[Data records for software interfaces]
§ §
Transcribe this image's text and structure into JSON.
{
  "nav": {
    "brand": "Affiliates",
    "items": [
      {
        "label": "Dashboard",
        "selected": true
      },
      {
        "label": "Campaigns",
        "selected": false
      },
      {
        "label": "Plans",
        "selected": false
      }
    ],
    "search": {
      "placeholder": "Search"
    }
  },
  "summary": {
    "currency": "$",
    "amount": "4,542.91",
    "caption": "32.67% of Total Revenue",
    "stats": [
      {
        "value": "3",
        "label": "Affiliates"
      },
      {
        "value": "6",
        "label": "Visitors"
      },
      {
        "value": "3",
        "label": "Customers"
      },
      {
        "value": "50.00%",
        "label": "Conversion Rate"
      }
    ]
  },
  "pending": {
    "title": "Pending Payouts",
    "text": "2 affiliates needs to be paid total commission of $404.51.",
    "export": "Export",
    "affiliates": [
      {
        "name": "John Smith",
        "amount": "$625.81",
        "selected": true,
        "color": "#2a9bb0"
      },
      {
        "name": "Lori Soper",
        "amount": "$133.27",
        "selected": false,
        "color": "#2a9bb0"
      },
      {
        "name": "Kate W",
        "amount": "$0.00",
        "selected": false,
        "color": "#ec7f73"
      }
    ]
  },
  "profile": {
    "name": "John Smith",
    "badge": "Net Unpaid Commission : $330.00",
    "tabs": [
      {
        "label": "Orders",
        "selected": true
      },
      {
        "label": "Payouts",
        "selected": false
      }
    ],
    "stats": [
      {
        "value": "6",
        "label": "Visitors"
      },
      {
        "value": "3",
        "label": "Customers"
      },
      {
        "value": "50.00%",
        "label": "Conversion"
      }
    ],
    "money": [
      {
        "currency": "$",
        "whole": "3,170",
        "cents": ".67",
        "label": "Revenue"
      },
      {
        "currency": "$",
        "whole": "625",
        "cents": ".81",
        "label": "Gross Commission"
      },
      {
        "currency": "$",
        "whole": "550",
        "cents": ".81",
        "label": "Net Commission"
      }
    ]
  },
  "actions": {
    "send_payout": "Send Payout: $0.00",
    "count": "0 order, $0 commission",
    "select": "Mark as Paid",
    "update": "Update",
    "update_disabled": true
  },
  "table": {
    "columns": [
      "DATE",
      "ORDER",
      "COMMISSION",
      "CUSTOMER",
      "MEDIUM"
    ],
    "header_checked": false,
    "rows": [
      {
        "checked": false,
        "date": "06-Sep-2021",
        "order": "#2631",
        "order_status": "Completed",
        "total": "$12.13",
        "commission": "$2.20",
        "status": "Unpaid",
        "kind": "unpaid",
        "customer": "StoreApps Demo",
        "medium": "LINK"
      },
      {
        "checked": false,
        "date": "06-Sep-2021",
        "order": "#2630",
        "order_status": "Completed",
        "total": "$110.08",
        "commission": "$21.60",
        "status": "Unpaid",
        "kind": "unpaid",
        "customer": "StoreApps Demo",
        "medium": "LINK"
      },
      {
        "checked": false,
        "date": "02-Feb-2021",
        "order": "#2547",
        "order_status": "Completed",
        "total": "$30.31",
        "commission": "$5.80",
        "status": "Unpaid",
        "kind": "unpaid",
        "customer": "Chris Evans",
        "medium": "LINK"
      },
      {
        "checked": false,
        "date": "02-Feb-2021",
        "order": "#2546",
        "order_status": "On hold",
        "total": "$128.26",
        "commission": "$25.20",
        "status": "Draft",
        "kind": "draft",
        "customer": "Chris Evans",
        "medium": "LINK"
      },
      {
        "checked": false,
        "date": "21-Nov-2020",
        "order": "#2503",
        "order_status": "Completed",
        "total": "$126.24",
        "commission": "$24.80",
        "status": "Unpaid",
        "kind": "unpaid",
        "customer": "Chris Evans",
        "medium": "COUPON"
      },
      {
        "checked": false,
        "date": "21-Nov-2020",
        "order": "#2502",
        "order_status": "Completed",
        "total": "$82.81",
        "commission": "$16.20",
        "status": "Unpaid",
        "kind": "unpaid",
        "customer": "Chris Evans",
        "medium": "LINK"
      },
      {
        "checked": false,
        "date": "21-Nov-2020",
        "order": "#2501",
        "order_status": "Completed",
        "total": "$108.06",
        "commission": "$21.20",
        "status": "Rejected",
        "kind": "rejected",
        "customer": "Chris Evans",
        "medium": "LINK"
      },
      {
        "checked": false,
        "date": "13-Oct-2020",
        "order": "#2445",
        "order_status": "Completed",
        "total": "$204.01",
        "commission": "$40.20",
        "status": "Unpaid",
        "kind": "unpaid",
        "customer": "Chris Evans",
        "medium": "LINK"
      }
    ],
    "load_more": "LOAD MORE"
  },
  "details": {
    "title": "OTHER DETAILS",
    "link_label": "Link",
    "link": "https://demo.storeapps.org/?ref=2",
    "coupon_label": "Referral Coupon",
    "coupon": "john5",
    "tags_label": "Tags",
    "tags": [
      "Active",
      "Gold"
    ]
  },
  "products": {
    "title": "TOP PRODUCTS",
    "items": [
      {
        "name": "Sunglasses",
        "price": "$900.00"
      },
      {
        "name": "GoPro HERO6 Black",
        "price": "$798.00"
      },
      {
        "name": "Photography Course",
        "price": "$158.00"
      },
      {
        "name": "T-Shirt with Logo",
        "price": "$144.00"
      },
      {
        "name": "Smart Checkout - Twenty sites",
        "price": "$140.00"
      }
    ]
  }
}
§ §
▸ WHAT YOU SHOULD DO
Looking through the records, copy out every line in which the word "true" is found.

▸ WRITTEN RESPONSE
        "selected": true
        "selected": true,
        "selected": true
    "update_disabled": true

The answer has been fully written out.